"There is some discomfort with making a guy throw five consecutive complete games," Melvin said.

as we just discussed, HE DIDN'T HAVE TO THROW 5 CONSECUTIVE COMPLETE GAMES. besides that- really? when it comes to measuring stress placed on a pitcher's arm, are you sure there's not a hidden statistic that matters more than innings, bob? for example- if they were the same price, would you rather buy a used car that was made in 1998, or a used car that was made in 2004? but WAIT- what if i told you the car from 1998 had 25,000 miles on it, and the car from 2004 already had 75,000 miles? would that change your answer? pitch counts, bob, pitch counts. it doesn't matter how many innings a guy throws. it matters how many times he had to strain his tendons, ligaments, and muscles in order to do so. i'm going to go way out on a limb and postulate that a 85 pitch complete game is easier on a pitcher's arm than a 110 pitch outing that lasts 6 innings. but wait! bob's got that angle covered... or does he?

"In Atlanta (last Friday) in the extreme heat, he did it in 102 pitches."

i just went on, broke out my trusty slide rule, and spent 45 seconds figuring out how many pitches per start webb has averaged this year. the answer: 103.25. his pitch totals in the 3 consecutive shutouts prior to last night's outing? 102, 119, 102. so 2 of those 3 outings were actually below average for webb! granted, the 119 was a season high, but not by much. he's also gone for 118, 116 (twice), and 115 (twice). it's not like he was livan hernandez circa 1997 out there. don't be an idiot.

so use your imagination and rewind to last night. pretend prince fielder's 1 out RBI single in the first turns into a shallow fly out, and then webb strikes out ryan braun to end the inning. then pretend gabe gross's leadoff double in the 6th turns into a lineout to center, so he's not on base when craig counsell subsequently doubles. take the extra pitches webb had to throw to get out of those innings (in reality), which he now didn't have to throw because of the 2 extra outs in imaginary land, and scatter them around to other assorted 2 out fouls and such at various points during his 7 innings of work. well, looky there. ta-da! webb has now thrown the same number of pitches over the same number of innings, and his streak is still going strong. it's at 49. holy crap espn, get your people on the phone to arizona and buy up the rights to his next 2 starts! it's baseball history in the making! if you ran this thought experiment past miller and melvin, they would probably just stare blankly at you and blink a few times before walking away.

basically, although i did a terrible and disjointed job in attempting to do so, what i am saying is that these two guys are both very stupid. not smart, like me. all this time i spend down here in my parents' basement looking at wikipedia makes me way more intelligent than professional baseball writers and managers.


Anonymous said...

You're a loser!

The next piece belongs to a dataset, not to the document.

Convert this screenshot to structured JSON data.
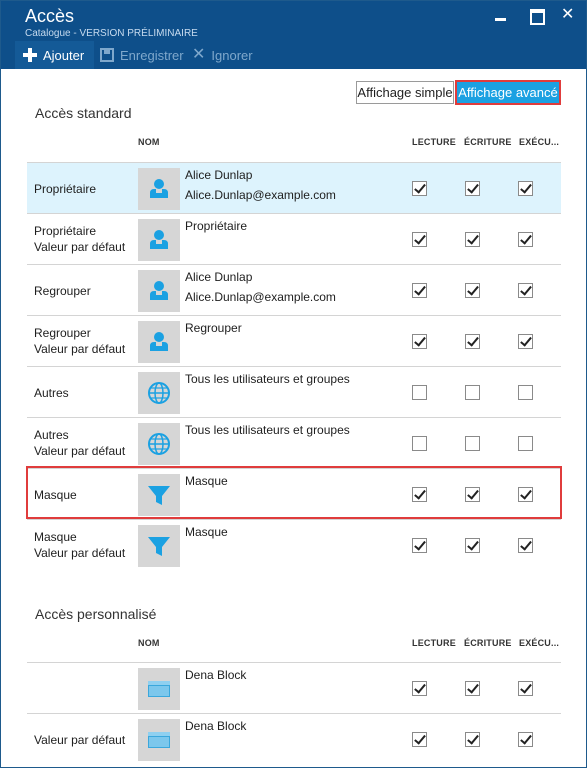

Who cares? Who has time to think about this stuff?

larry b said...

you, evidently. don't hate.